Work task: Take the data below and repeat it exactly.

Start of Given records

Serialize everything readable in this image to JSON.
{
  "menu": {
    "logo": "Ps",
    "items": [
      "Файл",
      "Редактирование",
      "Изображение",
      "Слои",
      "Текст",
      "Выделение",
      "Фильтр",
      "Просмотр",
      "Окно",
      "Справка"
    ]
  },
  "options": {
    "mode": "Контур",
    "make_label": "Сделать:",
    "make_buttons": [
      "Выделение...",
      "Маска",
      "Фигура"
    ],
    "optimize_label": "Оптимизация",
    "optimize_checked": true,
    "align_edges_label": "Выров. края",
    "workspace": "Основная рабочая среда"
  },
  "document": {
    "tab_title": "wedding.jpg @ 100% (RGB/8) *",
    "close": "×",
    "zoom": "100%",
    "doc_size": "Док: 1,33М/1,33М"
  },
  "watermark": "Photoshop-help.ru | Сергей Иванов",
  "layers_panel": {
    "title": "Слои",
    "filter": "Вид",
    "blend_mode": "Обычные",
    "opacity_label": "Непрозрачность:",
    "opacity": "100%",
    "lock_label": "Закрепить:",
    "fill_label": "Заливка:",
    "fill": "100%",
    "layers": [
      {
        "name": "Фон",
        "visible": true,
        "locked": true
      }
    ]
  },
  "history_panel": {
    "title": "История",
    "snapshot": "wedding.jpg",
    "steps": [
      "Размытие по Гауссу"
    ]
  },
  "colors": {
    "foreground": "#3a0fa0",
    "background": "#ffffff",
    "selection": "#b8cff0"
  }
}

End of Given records

Exercise output:
Serialize everything readable in this image to JSON.
{
  "menu": {
    "logo": "Ps",
    "items": [
      "Файл",
      "Редактирование",
      "Изображение",
      "Слои",
      "Текст",
      "Выделение",
      "Фильтр",
      "Просмотр",
      "Окно",
      "Справка"
    ]
  },
  "options": {
    "mode": "Контур",
    "make_label": "Сделать:",
    "make_buttons": [
      "Выделение...",
      "Маска",
      "Фигура"
    ],
    "optimize_label": "Оптимизация",
    "optimize_checked": true,
    "align_edges_label": "Выров. края",
    "workspace": "Основная рабочая среда"
  },
  "document": {
    "tab_title": "wedding.jpg @ 100% (RGB/8) *",
    "close": "×",
    "zoom": "100%",
    "doc_size": "Док: 1,33М/1,33М"
  },
  "watermark": "Photoshop-help.ru | Сергей Иванов",
  "layers_panel": {
    "title": "Слои",
    "filter": "Вид",
    "blend_mode": "Обычные",
    "opacity_label": "Непрозрачность:",
    "opacity": "100%",
    "lock_label": "Закрепить:",
    "fill_label": "Заливка:",
    "fill": "100%",
    "layers": [
      {
        "name": "Фон",
        "visible": true,
        "locked": true
      }
    ]
  },
  "history_panel": {
    "title": "История",
    "snapshot": "wedding.jpg",
    "steps": [
      "Размытие по Гауссу"
    ]
  },
  "colors": {
    "foreground": "#3a0fa0",
    "background": "#ffffff",
    "selection": "#b8cff0"
  }
}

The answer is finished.